Or why the world must address bad hygiene, unsafe water
MANILA, Philippines - Sanitation, water and hygiene are among the "forgotten foundations of health," causing millions of children to die every year, studies showed.
Four papers released by leading medical journal Public Library of Science (PLoS) Medicine revealed that unsafe sanitation and water, as well as bad hygiene, lead to the death of more than 2 million kids annually or almost 20% of all child deaths worldwide.
Citing the study, the United Nations Children's Fund (UNICEF) said almost one-fifth of the world's population still defecate in the open in 2010, with 2.6 billion people not having access to a basic toilet.
About 884 million people, meanwhile, don't have access to safe drinking water.
"Children are dying every day from diseases such as diarrhea, even though we know how to prevent them," said Clarissa Brocklehurst, chief of water and sanitation for UNICEF.
She continued," We must work hand in hand -- health professionals alongside engineers -- to ensure that improvements in water supply, sanitation and hygiene reach everyone."
UNICEF noted that diarrhea, cholera, typhoid and other diseases can easily be prevented with cheap and proven interventions such as pit latrines and hand-washing with soap.
Despite this, progress has been "painfully slow" in many developing countries, the organization said.
Given this, the PLoS study emphasized the need for:
- an international commitment to universal access to hygiene, sanitation and water;
- better targeting of aid for sanitation and water to where it's needed: at least half of all aid for sanitation and water to go to low-income countries;
- all schools to be constructed with provision for every child to have access to safe hygiene, sanitation and water.

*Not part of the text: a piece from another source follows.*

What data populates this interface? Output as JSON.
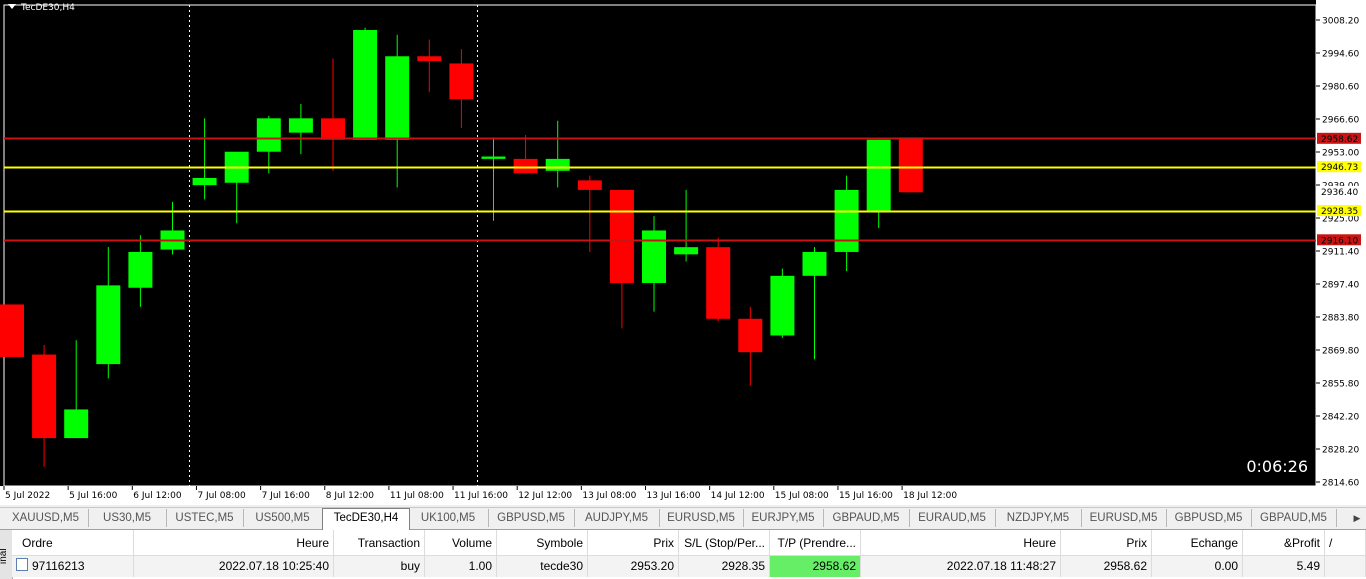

The international toilet day is celebrated every November 19 to raise awareness on the global sanitation problem.
According to UNICEF, one gram of human feces may contain 10 million viruses, 1 million bacteria, 1,000 parasite cysts and 100 parasite eggs.